Thank you Aslan.
I can recommend this book to everyone. It's a must read in our time.
I wish I could find similar books about other religions. I will now read his latest book about Jesus of Nazareth with big expectations.
Turn the clock ahead a few years and I wind up picking up and reading Zealot: The Life and Times of Jesus of Nazareth by Reza Aslan and saw him on the Daily Show a few times to boot. Eventually the dots connect and I realize that this was Reza's first book. Doh!
So I grabbed it for my Kindle (where the size and density are at least masked) and have enjoyed it quite a bit. Reza is a born storyteller and this book really is at its best when he is telling the story of Muhammad and his journey and the events that followed his death.
Though it is not Reza's intent, reading the story of Islam following the death of Muhammad is like reading about a train wreck in slow motion - a slowly unfolding series of events that fractured and politicized a religion in shockingly little time.
Reza is originally from Iran and fled to the US with his family following the revolution that deposed the Shah. He was an avowed atheist for many years before coming back to his religion. While he doesn't evince the radical fervor of the converted, he does have a genuine heartfelt love for Islam that informs his writing. That said, I cannot judge whether his Iranian background in any way has "prejudiced" this account. It certainly FEELS like Reza is working mightily to be even-handed and factual.
That said, Reza clearly abhors the political radicalization that has permeated much of Islam. He is clear that the true values of Islam do not support this turn. He is also clearly attracted to the passionate mysticism of the Sufis, something that Westerners like myself will appreciate, but may offend more traditional Muslims.

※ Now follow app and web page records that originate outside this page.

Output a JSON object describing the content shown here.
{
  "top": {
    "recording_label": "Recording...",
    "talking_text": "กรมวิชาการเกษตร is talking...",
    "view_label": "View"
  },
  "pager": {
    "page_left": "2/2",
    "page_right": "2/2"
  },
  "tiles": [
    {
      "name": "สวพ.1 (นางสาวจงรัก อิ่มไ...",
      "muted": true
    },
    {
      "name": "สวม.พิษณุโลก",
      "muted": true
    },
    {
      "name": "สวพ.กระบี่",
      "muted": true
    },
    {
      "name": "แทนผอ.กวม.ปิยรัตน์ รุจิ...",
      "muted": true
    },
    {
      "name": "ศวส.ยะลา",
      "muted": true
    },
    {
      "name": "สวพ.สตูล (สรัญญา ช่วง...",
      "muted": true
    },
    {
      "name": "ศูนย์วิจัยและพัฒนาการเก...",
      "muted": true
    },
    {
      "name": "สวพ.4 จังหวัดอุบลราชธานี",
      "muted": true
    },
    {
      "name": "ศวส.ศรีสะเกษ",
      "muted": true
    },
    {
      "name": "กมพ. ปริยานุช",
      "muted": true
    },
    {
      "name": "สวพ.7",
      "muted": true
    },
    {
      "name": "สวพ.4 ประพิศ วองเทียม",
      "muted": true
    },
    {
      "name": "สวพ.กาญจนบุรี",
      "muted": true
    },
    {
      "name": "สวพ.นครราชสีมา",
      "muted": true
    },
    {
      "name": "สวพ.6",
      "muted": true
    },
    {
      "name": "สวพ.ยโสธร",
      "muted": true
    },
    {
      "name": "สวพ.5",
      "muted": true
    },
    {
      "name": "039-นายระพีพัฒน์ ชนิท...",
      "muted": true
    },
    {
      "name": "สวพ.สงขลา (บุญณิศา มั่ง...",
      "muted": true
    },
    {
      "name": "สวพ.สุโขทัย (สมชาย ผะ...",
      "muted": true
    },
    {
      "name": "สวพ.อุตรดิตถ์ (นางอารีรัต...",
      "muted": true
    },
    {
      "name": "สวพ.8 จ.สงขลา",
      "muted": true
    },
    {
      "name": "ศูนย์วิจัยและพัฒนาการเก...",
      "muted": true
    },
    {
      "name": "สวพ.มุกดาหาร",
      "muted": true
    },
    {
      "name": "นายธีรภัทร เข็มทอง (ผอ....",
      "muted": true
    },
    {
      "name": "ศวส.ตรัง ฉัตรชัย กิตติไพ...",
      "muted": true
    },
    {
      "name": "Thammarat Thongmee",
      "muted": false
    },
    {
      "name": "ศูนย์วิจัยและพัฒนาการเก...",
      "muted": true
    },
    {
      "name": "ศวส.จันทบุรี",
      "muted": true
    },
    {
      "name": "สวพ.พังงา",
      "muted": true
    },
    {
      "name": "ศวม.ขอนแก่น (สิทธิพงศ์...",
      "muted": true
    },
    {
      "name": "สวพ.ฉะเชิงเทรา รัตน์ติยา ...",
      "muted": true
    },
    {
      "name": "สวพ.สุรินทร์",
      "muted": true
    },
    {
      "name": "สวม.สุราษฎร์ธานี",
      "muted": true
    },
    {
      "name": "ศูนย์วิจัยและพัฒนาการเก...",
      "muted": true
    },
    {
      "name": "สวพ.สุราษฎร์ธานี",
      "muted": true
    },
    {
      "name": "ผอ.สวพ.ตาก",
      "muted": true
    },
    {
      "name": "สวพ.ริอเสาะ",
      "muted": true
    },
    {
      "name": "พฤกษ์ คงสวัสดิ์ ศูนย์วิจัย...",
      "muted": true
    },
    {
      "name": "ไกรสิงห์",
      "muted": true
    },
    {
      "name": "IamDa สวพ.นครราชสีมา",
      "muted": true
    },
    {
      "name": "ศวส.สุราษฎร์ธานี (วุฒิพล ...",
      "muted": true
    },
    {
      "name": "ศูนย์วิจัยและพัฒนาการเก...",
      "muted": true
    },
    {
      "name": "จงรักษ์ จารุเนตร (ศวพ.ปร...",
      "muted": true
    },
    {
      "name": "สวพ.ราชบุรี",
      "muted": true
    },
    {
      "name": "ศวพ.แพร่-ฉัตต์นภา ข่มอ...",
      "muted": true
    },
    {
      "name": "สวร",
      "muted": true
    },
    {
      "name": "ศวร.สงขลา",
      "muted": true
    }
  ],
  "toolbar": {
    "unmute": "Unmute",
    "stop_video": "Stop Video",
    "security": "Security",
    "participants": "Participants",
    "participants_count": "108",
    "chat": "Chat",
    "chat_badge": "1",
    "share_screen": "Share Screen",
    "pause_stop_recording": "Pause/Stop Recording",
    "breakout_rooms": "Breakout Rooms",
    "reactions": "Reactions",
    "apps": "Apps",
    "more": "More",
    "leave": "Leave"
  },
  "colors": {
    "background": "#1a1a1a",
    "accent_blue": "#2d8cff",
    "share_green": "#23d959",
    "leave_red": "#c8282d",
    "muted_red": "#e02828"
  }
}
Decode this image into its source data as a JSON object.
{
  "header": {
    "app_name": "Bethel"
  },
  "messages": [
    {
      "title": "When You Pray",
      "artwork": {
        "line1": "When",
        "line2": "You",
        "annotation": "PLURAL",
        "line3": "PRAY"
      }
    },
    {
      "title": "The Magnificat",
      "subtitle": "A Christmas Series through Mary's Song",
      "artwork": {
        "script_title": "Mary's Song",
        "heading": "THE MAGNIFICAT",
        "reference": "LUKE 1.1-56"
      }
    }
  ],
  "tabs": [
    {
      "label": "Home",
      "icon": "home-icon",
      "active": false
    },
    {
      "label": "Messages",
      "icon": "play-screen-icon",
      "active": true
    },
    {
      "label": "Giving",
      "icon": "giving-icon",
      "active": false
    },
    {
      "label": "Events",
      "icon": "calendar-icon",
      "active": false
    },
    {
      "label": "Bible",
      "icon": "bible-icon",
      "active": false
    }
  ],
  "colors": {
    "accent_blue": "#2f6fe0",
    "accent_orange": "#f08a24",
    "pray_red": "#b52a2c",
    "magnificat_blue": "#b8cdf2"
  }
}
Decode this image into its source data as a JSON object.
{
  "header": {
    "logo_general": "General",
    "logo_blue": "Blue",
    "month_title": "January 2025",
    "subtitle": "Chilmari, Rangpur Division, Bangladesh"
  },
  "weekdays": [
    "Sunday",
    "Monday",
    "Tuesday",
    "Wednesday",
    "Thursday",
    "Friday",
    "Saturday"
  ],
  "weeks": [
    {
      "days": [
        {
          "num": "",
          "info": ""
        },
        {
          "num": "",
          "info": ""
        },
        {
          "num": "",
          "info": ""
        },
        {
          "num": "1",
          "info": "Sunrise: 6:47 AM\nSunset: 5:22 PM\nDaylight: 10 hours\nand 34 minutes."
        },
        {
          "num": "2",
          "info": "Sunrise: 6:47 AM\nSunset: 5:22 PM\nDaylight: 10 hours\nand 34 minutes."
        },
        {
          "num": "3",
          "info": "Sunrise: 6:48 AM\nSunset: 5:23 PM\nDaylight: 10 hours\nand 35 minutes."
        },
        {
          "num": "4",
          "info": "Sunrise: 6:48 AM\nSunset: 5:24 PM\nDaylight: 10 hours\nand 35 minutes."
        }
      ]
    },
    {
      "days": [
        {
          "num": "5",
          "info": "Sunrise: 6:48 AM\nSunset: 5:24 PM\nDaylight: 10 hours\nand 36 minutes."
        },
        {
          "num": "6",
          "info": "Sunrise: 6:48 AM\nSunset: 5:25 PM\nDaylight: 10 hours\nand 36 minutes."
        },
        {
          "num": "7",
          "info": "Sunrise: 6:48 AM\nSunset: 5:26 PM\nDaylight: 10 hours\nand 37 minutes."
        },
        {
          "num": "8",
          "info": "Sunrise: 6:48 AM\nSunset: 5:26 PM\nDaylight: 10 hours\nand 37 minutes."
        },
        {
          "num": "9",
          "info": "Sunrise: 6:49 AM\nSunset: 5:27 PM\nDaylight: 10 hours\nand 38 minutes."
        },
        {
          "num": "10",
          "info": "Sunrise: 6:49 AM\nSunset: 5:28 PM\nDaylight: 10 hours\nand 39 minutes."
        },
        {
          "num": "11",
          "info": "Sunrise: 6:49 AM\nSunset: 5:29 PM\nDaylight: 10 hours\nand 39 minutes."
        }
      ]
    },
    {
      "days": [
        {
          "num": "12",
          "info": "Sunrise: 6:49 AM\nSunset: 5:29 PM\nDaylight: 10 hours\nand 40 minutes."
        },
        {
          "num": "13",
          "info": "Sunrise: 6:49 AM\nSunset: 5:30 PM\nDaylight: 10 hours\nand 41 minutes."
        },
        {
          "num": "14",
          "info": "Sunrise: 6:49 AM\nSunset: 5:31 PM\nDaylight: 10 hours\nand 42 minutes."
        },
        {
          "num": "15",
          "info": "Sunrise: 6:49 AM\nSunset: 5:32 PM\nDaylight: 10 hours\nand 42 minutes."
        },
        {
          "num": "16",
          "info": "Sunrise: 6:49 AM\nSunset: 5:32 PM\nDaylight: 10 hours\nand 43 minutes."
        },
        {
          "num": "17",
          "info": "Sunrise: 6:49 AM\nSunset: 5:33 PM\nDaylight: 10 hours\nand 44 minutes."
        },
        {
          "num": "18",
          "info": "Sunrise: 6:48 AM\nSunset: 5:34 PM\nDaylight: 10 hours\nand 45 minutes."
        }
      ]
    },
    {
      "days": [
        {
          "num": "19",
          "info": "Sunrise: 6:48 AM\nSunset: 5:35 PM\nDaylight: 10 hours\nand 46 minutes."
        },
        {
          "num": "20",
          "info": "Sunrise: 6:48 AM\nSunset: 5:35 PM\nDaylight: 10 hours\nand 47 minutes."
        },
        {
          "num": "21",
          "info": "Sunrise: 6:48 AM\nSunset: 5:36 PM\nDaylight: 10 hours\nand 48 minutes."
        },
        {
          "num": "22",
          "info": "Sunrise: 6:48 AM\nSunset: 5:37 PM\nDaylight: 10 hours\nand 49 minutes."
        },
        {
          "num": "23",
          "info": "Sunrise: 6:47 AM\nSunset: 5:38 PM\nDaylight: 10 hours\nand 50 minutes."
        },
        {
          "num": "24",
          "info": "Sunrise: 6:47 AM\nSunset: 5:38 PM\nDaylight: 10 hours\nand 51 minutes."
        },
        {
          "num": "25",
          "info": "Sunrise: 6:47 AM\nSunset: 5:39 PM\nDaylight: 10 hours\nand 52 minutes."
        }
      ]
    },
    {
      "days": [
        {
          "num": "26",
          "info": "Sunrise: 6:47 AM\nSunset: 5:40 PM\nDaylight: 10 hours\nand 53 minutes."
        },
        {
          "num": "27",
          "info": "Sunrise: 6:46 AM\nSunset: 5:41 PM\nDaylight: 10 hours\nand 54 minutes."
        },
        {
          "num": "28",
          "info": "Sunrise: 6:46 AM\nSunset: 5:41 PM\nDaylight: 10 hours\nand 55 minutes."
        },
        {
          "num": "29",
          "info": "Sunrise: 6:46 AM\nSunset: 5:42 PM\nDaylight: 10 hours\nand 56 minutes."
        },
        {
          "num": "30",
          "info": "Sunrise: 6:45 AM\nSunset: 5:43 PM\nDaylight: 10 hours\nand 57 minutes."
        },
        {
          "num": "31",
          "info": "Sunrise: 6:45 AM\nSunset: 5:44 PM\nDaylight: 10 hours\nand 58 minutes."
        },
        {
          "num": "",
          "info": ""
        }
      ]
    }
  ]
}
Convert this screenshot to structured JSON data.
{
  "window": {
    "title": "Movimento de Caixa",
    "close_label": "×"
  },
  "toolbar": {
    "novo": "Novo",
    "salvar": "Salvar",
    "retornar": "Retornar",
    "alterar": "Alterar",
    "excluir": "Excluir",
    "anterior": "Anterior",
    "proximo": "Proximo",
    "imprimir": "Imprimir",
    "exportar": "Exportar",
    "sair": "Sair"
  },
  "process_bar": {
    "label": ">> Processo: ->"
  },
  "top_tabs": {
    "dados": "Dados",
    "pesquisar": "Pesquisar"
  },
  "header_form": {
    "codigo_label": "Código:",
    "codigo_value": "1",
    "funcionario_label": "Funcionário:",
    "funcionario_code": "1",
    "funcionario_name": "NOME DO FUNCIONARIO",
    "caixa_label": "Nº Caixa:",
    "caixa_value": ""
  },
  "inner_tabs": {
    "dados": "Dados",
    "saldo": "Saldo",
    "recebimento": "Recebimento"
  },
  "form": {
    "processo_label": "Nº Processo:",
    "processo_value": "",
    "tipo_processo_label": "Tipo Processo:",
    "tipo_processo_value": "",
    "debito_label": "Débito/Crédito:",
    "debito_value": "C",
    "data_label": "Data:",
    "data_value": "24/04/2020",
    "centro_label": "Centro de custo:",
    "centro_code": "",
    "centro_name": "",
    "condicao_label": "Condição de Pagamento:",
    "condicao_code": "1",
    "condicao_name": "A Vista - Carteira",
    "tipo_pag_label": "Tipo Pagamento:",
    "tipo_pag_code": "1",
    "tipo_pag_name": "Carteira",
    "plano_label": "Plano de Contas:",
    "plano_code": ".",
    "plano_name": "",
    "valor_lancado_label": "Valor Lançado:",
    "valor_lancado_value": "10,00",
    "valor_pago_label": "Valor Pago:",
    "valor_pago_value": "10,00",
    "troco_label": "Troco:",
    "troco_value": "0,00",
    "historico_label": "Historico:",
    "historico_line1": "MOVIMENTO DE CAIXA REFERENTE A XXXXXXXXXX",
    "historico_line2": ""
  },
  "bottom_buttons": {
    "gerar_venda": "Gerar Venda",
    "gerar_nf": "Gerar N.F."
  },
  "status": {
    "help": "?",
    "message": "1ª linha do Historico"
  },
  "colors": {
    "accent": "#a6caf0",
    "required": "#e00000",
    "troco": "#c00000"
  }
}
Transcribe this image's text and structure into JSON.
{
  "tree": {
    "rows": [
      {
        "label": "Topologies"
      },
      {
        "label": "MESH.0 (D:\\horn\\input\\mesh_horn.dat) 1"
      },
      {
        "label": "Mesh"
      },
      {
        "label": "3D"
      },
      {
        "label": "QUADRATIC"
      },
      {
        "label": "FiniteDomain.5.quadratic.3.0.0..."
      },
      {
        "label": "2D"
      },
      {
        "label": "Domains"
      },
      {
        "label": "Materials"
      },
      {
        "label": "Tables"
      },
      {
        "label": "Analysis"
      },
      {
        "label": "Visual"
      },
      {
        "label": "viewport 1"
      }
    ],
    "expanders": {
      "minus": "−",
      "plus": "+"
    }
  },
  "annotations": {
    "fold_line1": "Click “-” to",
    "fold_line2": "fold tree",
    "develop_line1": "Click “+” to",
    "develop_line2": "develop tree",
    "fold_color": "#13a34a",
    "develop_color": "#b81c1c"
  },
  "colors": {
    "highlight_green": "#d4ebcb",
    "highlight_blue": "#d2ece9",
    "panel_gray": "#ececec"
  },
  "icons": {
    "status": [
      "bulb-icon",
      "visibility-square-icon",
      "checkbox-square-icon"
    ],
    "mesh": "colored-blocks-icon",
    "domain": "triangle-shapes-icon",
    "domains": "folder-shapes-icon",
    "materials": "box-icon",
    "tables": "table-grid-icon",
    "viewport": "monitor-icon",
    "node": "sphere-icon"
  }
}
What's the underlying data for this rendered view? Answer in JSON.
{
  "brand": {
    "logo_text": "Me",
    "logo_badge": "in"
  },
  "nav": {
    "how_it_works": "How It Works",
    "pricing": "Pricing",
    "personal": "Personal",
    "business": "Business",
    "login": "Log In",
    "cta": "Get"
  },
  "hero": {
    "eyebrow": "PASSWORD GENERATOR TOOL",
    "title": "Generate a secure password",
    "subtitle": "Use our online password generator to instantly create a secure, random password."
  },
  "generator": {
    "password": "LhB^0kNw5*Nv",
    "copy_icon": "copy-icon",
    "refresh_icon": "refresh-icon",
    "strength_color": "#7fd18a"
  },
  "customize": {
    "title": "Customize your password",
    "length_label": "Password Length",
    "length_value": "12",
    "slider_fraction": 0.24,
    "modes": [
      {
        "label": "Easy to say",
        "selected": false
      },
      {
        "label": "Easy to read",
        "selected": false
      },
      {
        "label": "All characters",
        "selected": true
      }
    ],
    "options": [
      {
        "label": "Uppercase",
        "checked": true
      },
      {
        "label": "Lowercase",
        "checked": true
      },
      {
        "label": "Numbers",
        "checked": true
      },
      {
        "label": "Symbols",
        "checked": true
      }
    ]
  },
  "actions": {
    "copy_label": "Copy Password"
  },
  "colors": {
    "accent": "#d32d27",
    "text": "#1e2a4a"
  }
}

If you liked Zealot and felt you learned something from it, then I heartily recommend this book. Islam's history is complex and frankly confusing, but Reza does a heroic job in sorting things out.